RAPID CITY, S.D. — Working Against Violence Incorporated – or WAVI – in Rapid City, has faced pandemic obstacles when helping victims of domestic violence and sexual assault.

A major issue is giving the victims a long-term safe place to stay. Clients seeking emergency shelter have been facing additional hurdles when it comes to finding long term housing and employment. Victims typically shelter with WAVI for two to three weeks, but during the pandemic, the stays have been two months or longer.

Kristina Simmons, Development Director for WAVI, said, “What we’re seeing is a trend, a different trend within the people that are staying here. Their need for services, they’re more complex, they’re a little bit more in depth so it does take more time. We’ve had people that have needed to stay up to six months, we’ve had people stay a few nights though that’s becoming more rare.”
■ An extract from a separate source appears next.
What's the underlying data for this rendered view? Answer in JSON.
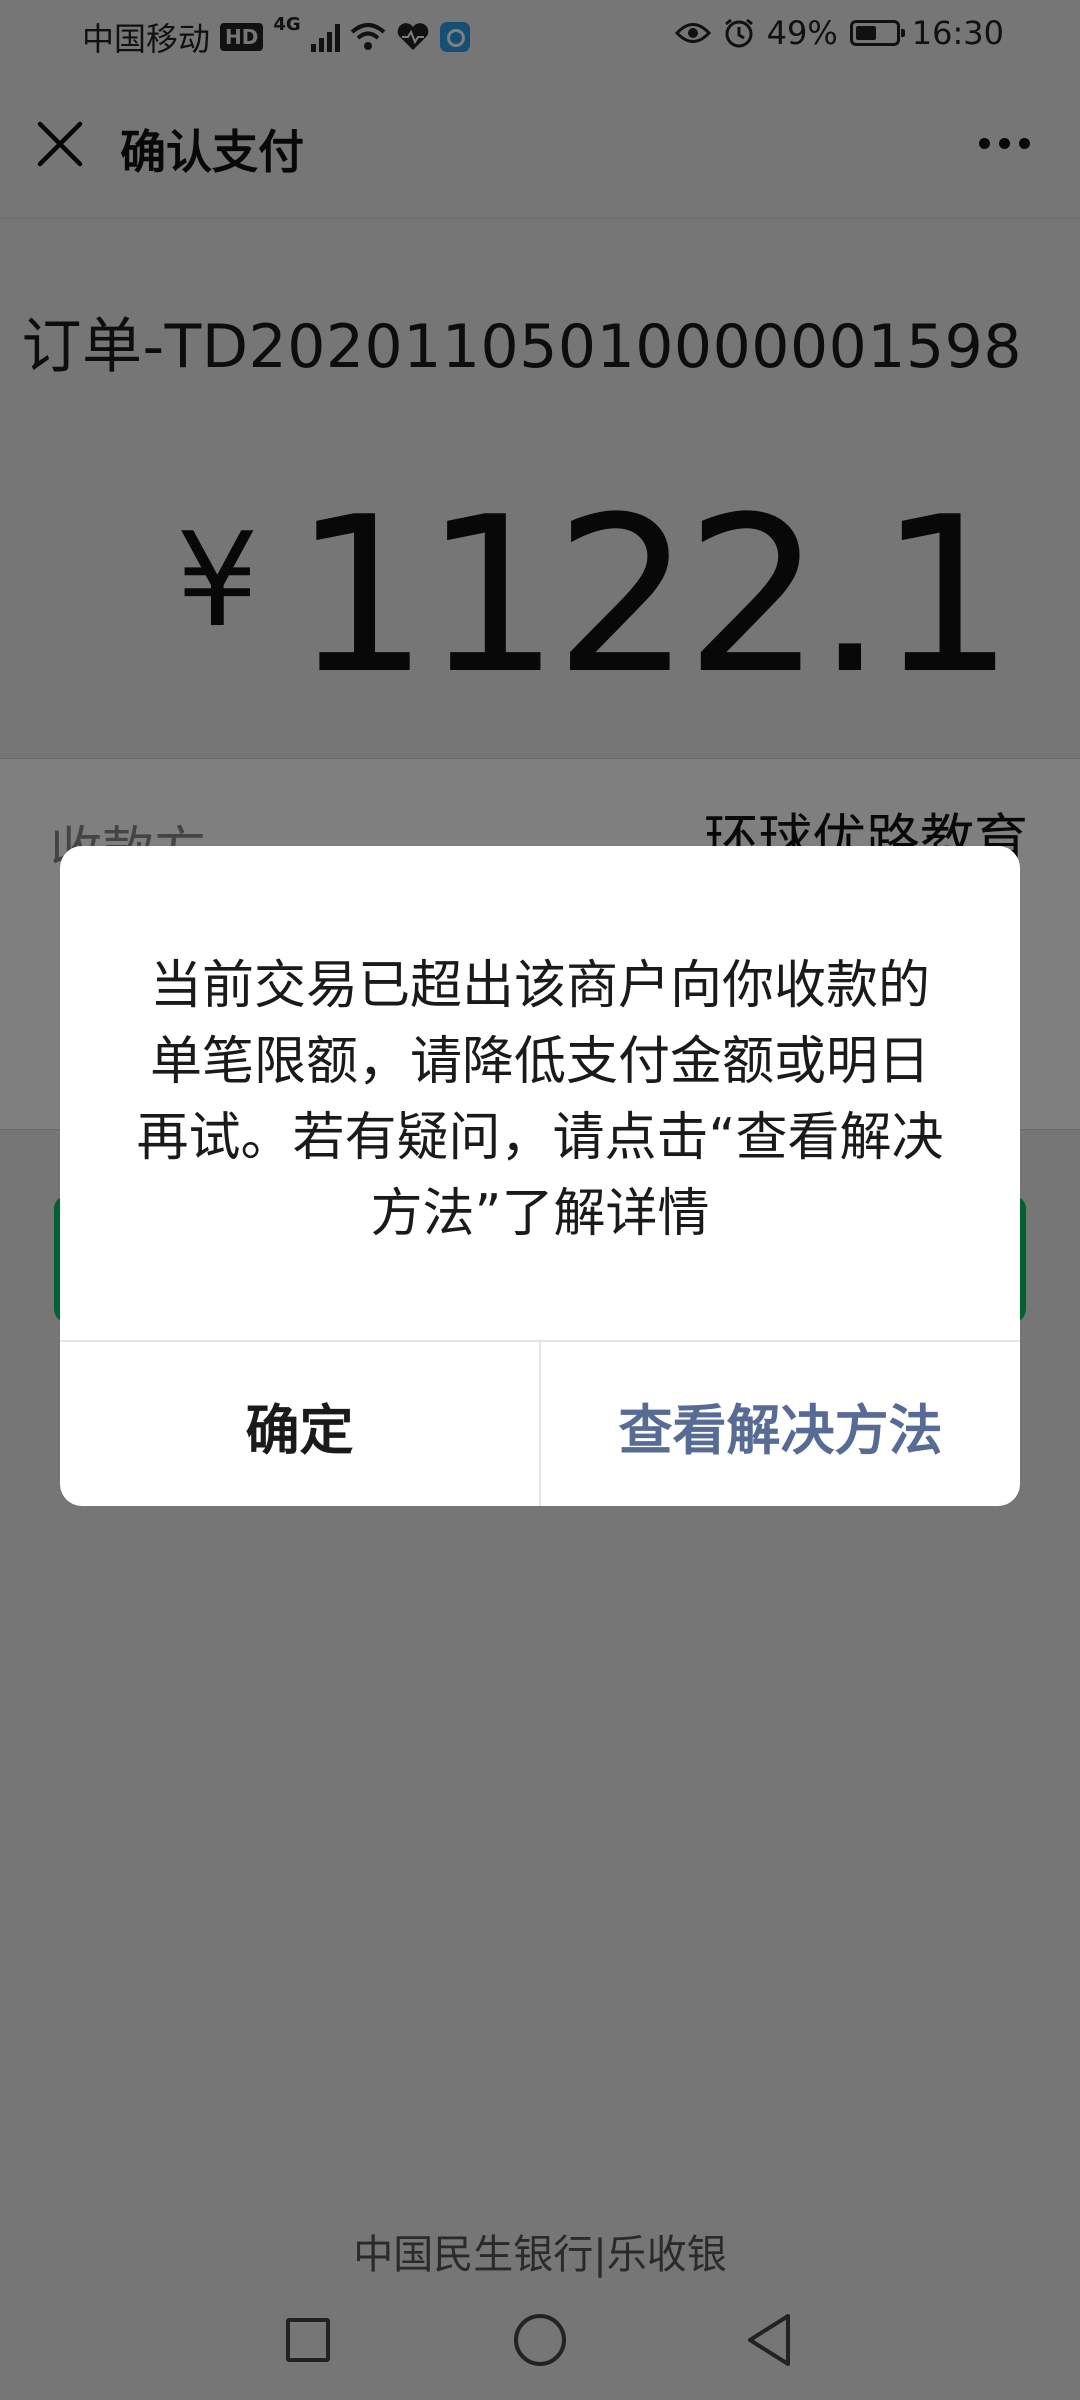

WAVI has 13 rooms with 36 beds, which makes space limited, but they won’t turn anyone away who fits the criteria for shelter.

“Each case is unique and it’s really what their needs are at that time. We’re gonna help meet those immediate needs as far as food and shelter. Could be clothing, could be school supplies, those things so that they can focus on those long term goals and get out of that crisis mode,” Simmons said.

WAVI is open 24-hours a day and is currently helping clients in shelter get their COVID-19 vaccine, but it is not a requirement in order to stay at WAVI.

Categories: Coronavirus, Local News